A Place for the Potty

We have two of the world’s tiniest bathrooms, so when I decided 7 months ago that I would help Zach develop toileting awareness, I had to find a way to incorporate potties and clean & dirty underwear bins into pretty tight spaces.   Our arrangement has worked out beautifully, which is great because I spend a big chunk of my day kneeling by the potty!  We use the Baby Bjorn high backed potty, and I got the underwear bins at the Container Store.  We keep a couple of books on rotation between the potty and the bin… And that’s it!  Proof that you can ALWAYS find effective ways to modify the environment to accommodate your child’s changing needs.

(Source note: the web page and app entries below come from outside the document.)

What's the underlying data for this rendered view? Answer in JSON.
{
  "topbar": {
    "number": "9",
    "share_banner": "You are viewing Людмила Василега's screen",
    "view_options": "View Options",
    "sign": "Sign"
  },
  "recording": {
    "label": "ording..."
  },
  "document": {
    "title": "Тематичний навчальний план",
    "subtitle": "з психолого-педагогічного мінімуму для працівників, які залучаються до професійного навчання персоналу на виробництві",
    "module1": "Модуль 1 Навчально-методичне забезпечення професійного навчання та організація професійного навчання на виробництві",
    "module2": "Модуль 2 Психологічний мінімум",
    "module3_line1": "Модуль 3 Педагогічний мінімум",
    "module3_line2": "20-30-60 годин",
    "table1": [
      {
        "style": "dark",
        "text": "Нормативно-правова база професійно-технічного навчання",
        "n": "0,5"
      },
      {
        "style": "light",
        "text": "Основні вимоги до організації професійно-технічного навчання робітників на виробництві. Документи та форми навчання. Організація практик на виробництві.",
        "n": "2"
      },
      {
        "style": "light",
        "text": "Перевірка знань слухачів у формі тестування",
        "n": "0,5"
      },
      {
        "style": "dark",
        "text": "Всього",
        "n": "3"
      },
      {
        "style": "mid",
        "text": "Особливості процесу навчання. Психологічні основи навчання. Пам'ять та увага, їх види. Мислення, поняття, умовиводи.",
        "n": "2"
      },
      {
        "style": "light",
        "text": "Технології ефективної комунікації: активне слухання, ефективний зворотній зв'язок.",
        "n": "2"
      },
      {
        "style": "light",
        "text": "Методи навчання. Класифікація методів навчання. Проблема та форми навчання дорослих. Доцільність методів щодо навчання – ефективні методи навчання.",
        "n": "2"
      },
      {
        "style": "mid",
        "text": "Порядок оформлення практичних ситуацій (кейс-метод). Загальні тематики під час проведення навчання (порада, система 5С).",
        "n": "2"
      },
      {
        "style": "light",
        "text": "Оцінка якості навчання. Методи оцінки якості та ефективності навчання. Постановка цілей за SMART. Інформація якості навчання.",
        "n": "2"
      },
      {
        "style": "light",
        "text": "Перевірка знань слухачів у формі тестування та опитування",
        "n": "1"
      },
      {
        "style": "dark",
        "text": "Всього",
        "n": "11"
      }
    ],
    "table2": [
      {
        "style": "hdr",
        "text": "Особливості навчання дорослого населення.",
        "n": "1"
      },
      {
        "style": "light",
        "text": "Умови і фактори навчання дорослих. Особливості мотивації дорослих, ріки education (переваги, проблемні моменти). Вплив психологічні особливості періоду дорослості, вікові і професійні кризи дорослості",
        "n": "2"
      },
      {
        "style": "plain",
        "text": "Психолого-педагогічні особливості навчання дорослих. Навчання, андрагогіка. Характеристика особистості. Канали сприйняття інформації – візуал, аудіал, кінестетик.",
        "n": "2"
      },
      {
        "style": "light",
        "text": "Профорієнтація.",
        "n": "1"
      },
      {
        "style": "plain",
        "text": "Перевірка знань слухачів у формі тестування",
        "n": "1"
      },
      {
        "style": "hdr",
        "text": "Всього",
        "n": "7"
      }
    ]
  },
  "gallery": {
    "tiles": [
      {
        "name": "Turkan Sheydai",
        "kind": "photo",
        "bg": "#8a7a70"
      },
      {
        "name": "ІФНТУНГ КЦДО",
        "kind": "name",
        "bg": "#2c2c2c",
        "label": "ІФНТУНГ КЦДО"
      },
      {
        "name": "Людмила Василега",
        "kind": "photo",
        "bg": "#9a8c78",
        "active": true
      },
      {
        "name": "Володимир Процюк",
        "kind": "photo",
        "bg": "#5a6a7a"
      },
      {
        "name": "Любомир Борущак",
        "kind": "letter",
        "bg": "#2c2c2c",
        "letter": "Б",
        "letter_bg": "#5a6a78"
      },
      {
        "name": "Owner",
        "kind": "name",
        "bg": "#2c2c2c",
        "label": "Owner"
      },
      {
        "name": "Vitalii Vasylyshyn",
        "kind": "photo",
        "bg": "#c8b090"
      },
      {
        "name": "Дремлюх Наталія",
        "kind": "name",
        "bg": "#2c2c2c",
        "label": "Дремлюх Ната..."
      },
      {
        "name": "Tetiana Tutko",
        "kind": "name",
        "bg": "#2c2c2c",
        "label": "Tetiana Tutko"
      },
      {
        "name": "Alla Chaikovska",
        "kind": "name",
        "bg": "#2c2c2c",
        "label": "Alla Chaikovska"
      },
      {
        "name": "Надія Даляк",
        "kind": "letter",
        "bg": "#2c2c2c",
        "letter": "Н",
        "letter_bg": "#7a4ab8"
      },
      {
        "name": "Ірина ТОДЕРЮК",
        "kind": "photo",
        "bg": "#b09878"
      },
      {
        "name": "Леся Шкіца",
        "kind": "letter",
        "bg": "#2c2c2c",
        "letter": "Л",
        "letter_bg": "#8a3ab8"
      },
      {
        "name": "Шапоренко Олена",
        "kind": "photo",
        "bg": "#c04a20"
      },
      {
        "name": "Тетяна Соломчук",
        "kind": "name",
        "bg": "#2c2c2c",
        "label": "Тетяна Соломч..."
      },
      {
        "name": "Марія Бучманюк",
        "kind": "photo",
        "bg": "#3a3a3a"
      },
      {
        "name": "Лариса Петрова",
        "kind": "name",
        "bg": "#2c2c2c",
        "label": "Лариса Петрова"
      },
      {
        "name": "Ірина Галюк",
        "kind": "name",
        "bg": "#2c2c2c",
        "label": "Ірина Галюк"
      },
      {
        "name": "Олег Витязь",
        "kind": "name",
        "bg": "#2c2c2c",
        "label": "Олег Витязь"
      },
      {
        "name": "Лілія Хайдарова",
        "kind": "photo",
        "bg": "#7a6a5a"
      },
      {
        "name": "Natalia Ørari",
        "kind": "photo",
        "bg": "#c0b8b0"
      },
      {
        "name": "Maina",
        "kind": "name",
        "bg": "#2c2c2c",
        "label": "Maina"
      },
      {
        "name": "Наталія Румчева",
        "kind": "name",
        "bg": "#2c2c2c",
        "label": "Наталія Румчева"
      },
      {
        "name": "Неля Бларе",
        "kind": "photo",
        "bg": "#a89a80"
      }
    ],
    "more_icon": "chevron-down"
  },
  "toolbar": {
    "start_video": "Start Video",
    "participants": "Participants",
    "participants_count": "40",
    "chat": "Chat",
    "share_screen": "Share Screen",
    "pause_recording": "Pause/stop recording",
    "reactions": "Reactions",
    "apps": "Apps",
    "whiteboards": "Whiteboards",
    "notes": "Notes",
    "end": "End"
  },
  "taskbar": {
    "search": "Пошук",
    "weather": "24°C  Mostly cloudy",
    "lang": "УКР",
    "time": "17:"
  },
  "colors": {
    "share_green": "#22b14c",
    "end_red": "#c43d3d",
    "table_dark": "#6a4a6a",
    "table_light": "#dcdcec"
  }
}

Give Me a Pee!!!

I’m currently reading Diaper Free Before Three, a fabulous book about early toilet training that supports several tenets of the Montessori philosophy (and even quotes Dr. Montessori). It reviews the history of American toilet training from the 1800’s to the present and gives logical, scientific, and thoroughly convincing arguments for helping young children achieve toileting independence at a young age (note: it’s not a guide for practicing elimination communication).

I considered doing elimination communication (EC) before Zach was born, but once he came into our lives I had my plate full just figuring out the breastfeeding, crying (his and mine!) and sleeping (or lack thereof). I had no time or energy to be worrying about catching pees or poops! We use cloth diapers, but that’s been the extent of my efforts in the toileting department.

About a month ago (when Zach turned 7 months) I realized that he had started having bowel movements on a regular schedule. He is also starting to fight diaper changes, a major indicator (at least to me) that he’s ready to move on from diapers.

I started reading Diaper Free Before Three, which a friend from my Bergamo training recommended (thanks Sarah!). I also spent some time at Babies R Us checking out the potties – seriously, singing potties with frog eyes? How on earth did human beings ever learn to use the toilet before the advent of singing potties with frog eyes? And would that not scare the crap out of you (pun intended) if you were a baby? Hmm… Maybe they’re onto something… But I digress… 

After some research (yes, I researched potties), I settled on the Baby Bjorn. I chose that potty based on many positive reviews, which praised its high back rest and clean design (no crevices from which to dig out poop). No poop-digging? Sign me up!

This morning, I placed the potties in our two bathrooms to get Zach used to the idea of them being there. I really wasn’t thinking of sitting him on the potty until the end of October, after we return from a trip to Mexico. It seemed wrong to toilet train him for three weeks and then stop for a week during our trip.

I did, however, decide that I would not use diaper covers when we are home, so that I can start to understand his urination patterns. Today, before his noon nap, I changed his diaper and only used the prefold (no cover). When he woke up, I noticed he had had a bowel movement. I took him to the bathroom to change him and when I was taking off the diaper I realized that the front was dry. I wiped his bottom clean but instead of putting on a clean diaper I told him to try to pee on the potty. I put him on the potty and he seemed quite at ease. He looked around, and not ten seconds later started to pee!! He finished and smiled, clearly satisfied with his new experience!

I couldn’t believe my eyes! It works! And the best part was that it was so natural for both of us… No praise, no stickers, no confusion. Just a baby boy following his body’s urges and a first-time momma following her child.

Except now I’m going to have to travel to Mexico with the potty…

Update: I’ve been sitting Zach on the potty daily for the past three days, every time he wakes up and after every meal. I’ve yet to catch a poop but he pees just about every time! I love how natural and matter-of-fact the process is when you introduce your child to toileting at an early age. By starting now, I’m setting the expectation that pee and poo belong in the toilet. Therefore, when he’s old enough to walk and become conscious of his body’s elimination needs, he’ll know where to go! To me, this makes more sense than letting your child get used to eliminating in a diaper and then one day letting him know that it’s wrong.